• _ACTIVITY_
Write down each of the records again, exactly and in full.

Component data from apps and pages:
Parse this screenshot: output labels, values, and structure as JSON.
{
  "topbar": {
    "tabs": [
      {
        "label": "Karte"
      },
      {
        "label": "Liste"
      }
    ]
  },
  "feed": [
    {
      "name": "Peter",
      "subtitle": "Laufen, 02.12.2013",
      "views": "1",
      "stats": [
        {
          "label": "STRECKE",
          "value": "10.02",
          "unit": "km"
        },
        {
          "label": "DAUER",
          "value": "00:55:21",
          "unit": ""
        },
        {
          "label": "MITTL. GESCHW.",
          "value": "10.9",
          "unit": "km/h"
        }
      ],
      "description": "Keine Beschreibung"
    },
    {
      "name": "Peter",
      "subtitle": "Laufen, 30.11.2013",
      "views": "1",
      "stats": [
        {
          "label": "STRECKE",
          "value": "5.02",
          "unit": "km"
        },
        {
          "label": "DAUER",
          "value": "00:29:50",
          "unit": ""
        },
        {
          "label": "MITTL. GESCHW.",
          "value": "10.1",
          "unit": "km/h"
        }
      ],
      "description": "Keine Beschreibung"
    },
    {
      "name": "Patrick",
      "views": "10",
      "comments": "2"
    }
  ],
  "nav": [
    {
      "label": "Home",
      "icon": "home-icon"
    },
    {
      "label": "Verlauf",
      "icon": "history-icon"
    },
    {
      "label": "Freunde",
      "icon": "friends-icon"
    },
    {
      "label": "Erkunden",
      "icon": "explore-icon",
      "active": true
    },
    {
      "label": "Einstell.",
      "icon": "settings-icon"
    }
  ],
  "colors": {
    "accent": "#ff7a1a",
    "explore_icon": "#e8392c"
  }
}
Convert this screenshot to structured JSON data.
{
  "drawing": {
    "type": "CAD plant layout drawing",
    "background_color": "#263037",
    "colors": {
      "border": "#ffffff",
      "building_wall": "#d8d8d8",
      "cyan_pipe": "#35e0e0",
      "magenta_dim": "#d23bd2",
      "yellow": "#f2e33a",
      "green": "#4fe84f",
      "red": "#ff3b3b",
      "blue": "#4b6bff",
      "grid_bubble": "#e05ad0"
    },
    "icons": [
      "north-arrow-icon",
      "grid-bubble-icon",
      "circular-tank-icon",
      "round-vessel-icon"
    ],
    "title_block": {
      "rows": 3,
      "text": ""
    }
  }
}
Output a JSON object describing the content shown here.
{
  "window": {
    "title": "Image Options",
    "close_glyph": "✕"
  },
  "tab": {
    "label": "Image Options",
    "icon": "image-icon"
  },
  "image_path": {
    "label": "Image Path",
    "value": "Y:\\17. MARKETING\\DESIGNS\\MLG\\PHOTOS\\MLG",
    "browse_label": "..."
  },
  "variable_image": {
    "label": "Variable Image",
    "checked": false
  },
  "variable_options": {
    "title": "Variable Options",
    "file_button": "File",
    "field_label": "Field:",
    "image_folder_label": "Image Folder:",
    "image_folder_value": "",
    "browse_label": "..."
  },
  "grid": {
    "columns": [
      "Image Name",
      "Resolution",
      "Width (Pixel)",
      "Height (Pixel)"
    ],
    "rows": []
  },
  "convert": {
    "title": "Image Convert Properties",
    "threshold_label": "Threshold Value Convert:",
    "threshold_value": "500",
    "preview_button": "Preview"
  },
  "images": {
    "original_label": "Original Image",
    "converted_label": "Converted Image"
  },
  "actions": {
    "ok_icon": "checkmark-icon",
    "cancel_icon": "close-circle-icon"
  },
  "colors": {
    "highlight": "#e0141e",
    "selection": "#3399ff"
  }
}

• _ANSWER SECTION_
Parse this screenshot: output labels, values, and structure as JSON.
{
  "topbar": {
    "tabs": [
      {
        "label": "Karte"
      },
      {
        "label": "Liste"
      }
    ]
  },
  "feed": [
    {
      "name": "Peter",
      "subtitle": "Laufen, 02.12.2013",
      "views": "1",
      "stats": [
        {
          "label": "STRECKE",
          "value": "10.02",
          "unit": "km"
        },
        {
          "label": "DAUER",
          "value": "00:55:21",
          "unit": ""
        },
        {
          "label": "MITTL. GESCHW.",
          "value": "10.9",
          "unit": "km/h"
        }
      ],
      "description": "Keine Beschreibung"
    },
    {
      "name": "Peter",
      "subtitle": "Laufen, 30.11.2013",
      "views": "1",
      "stats": [
        {
          "label": "STRECKE",
          "value": "5.02",
          "unit": "km"
        },
        {
          "label": "DAUER",
          "value": "00:29:50",
          "unit": ""
        },
        {
          "label": "MITTL. GESCHW.",
          "value": "10.1",
          "unit": "km/h"
        }
      ],
      "description": "Keine Beschreibung"
    },
    {
      "name": "Patrick",
      "views": "10",
      "comments": "2"
    }
  ],
  "nav": [
    {
      "label": "Home",
      "icon": "home-icon"
    },
    {
      "label": "Verlauf",
      "icon": "history-icon"
    },
    {
      "label": "Freunde",
      "icon": "friends-icon"
    },
    {
      "label": "Erkunden",
      "icon": "explore-icon",
      "active": true
    },
    {
      "label": "Einstell.",
      "icon": "settings-icon"
    }
  ],
  "colors": {
    "accent": "#ff7a1a",
    "explore_icon": "#e8392c"
  }
}
Convert this screenshot to structured JSON data.
{
  "drawing": {
    "type": "CAD plant layout drawing",
    "background_color": "#263037",
    "colors": {
      "border": "#ffffff",
      "building_wall": "#d8d8d8",
      "cyan_pipe": "#35e0e0",
      "magenta_dim": "#d23bd2",
      "yellow": "#f2e33a",
      "green": "#4fe84f",
      "red": "#ff3b3b",
      "blue": "#4b6bff",
      "grid_bubble": "#e05ad0"
    },
    "icons": [
      "north-arrow-icon",
      "grid-bubble-icon",
      "circular-tank-icon",
      "round-vessel-icon"
    ],
    "title_block": {
      "rows": 3,
      "text": ""
    }
  }
}
Output a JSON object describing the content shown here.
{
  "window": {
    "title": "Image Options",
    "close_glyph": "✕"
  },
  "tab": {
    "label": "Image Options",
    "icon": "image-icon"
  },
  "image_path": {
    "label": "Image Path",
    "value": "Y:\\17. MARKETING\\DESIGNS\\MLG\\PHOTOS\\MLG",
    "browse_label": "..."
  },
  "variable_image": {
    "label": "Variable Image",
    "checked": false
  },
  "variable_options": {
    "title": "Variable Options",
    "file_button": "File",
    "field_label": "Field:",
    "image_folder_label": "Image Folder:",
    "image_folder_value": "",
    "browse_label": "..."
  },
  "grid": {
    "columns": [
      "Image Name",
      "Resolution",
      "Width (Pixel)",
      "Height (Pixel)"
    ],
    "rows": []
  },
  "convert": {
    "title": "Image Convert Properties",
    "threshold_label": "Threshold Value Convert:",
    "threshold_value": "500",
    "preview_button": "Preview"
  },
  "images": {
    "original_label": "Original Image",
    "converted_label": "Converted Image"
  },
  "actions": {
    "ok_icon": "checkmark-icon",
    "cancel_icon": "close-circle-icon"
  },
  "colors": {
    "highlight": "#e0141e",
    "selection": "#3399ff"
  }
}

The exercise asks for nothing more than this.